FIA confirms crash review
Austrian GP stewards have confirmed they will review the judgement on Sergio Perez and Felipe Massa's contentious collision from the previous race in Canada, with a second hearing convened for Friday afternoon.
The FIA had announced on Thursday that the stewards at the Red Bull Ring would investigate whether the case warranted reopening after Force India, aggrieved by the Montreal stewards' decision to find Perez at fault in the spectacular last-lap crash two weeks ago and impose a five-place grid penalty on the Mexican for this weekend, requested a review citing "new elements" in the case.
After meeting on Friday morning during Practice One in Austria to deliberate on Force India's request, the governing body duly confirmed that the stewards had decided to revist the matter in full with a second hearing set for 4pm local time on Friday. Perez, Massa and representatives from their respective Force India and Williams teams have all been called to give fresh evidence.
Neither driver was present to give oral evidence in the original hearing as they had both been transfered to hospital in Montreal for precautionary check-ups following their high-speed accident.

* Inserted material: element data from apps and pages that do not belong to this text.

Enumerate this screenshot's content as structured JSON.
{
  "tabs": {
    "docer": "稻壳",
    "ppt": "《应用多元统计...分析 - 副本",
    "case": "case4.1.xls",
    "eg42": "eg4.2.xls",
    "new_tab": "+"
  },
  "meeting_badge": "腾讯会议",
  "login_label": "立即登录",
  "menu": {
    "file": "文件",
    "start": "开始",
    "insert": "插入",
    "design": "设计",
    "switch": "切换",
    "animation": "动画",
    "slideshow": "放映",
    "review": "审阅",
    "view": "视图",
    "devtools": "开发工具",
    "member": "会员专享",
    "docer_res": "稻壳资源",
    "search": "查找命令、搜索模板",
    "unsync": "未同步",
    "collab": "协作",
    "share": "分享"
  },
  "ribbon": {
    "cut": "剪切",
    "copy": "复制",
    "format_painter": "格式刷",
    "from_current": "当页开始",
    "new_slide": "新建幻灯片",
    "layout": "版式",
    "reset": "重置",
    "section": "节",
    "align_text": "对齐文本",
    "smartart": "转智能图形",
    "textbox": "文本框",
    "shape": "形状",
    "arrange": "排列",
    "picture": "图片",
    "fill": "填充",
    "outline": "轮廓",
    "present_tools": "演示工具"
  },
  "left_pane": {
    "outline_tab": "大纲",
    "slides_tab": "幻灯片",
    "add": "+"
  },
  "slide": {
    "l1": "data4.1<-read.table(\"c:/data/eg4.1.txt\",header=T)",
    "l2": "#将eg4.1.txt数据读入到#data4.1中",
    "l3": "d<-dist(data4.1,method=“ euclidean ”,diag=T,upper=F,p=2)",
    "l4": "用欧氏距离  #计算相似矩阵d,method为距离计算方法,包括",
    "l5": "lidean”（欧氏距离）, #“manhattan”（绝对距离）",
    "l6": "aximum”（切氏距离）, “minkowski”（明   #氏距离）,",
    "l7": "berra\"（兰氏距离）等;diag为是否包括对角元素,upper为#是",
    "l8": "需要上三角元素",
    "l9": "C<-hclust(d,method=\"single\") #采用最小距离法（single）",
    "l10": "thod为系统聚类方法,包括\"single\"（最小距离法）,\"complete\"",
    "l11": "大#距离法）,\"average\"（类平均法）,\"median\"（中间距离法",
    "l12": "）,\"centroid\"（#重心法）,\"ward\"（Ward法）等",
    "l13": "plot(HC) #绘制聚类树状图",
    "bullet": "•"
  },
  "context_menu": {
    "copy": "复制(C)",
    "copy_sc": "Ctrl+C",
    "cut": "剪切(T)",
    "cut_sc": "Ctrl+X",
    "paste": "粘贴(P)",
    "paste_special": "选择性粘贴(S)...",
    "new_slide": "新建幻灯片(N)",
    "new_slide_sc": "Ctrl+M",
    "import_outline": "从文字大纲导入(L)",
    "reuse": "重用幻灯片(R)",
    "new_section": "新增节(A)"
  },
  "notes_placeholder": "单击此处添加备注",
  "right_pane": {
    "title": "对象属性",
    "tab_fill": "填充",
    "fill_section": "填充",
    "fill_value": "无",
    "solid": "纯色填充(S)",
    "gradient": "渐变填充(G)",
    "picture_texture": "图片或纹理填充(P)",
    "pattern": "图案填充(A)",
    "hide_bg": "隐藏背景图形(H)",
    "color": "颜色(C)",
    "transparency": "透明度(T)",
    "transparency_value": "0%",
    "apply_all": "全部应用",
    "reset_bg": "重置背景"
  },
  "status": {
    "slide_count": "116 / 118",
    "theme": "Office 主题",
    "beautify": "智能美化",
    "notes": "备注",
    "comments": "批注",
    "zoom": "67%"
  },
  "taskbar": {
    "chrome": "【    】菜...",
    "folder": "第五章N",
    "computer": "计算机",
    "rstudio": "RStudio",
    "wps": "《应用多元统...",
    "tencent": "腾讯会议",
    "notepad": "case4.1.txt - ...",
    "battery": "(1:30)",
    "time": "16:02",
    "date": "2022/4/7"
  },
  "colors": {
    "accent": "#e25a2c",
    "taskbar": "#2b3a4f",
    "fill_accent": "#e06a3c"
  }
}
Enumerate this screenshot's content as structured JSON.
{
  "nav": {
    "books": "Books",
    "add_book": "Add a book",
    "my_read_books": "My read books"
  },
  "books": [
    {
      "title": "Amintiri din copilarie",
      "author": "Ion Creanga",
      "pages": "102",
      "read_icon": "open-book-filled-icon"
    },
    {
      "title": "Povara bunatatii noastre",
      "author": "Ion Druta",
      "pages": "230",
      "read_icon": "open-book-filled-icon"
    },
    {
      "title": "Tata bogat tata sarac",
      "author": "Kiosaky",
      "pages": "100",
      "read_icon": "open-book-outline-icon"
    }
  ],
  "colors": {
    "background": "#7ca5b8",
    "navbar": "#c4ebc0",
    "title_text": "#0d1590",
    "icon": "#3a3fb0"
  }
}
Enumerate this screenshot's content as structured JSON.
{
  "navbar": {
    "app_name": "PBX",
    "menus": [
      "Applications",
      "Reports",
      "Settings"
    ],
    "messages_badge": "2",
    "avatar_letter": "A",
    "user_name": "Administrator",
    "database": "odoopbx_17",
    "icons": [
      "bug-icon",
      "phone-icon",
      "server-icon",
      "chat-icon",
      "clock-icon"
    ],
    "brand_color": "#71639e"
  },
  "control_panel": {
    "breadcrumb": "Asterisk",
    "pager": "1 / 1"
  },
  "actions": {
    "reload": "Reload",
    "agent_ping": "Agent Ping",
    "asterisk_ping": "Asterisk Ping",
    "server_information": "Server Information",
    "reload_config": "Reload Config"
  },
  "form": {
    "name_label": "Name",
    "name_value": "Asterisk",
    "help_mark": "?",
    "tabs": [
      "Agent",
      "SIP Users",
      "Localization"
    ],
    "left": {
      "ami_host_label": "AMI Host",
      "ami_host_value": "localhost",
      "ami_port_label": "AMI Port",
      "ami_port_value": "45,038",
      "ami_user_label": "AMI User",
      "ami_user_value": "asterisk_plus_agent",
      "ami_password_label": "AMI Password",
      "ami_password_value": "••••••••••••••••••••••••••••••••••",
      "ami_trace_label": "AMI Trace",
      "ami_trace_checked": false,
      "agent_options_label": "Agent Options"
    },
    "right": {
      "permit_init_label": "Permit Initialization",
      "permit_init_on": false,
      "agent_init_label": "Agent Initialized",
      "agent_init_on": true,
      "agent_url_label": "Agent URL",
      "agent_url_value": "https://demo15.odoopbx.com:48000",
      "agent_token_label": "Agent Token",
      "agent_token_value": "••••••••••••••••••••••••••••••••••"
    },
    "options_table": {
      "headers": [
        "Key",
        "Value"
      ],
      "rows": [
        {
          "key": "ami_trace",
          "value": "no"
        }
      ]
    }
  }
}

Although stewards in Montreal ruled that Perez had caused the accident as he had "changed his racing line", both the Mexican driver and his Force India team were left perplexed by the decision with both angered further by comments from Williams' Rob Smedley who suggested the Silverstone outfit should have retired their car well before the collision given it was suffering from brake problems.
Perez remained adamant when speaking on Thursday that he had done nothing wrong and the evidence Force India would present to the stewards would exonerate him.
However, the brewing war of words between the rival parties continued on the opening day in Austria with Massa declaring he would not trust Perez anymore.
"You cannot believe when somebody gets so many penalties and is causing so many problems, you cannot believe. I will not trust him any more, definitely," Massa said.
"If you know their history, most of the time it's the young drivers - especially him - that cause these problems. It's dangerous.
"If I made a mistake, I'd be the first to say, 'I made a mistake, I'm sorry' like I always did when I made a mistake. But people don't think in the same way, so I'm sorry for him and I hope he will learn. Otherwise, he'll pay more penalties in the future."
This weekend's Austrian GP is live only on Sky Sports F1. Race Day coverage begins with the Track Parade at 11.30am on Sunday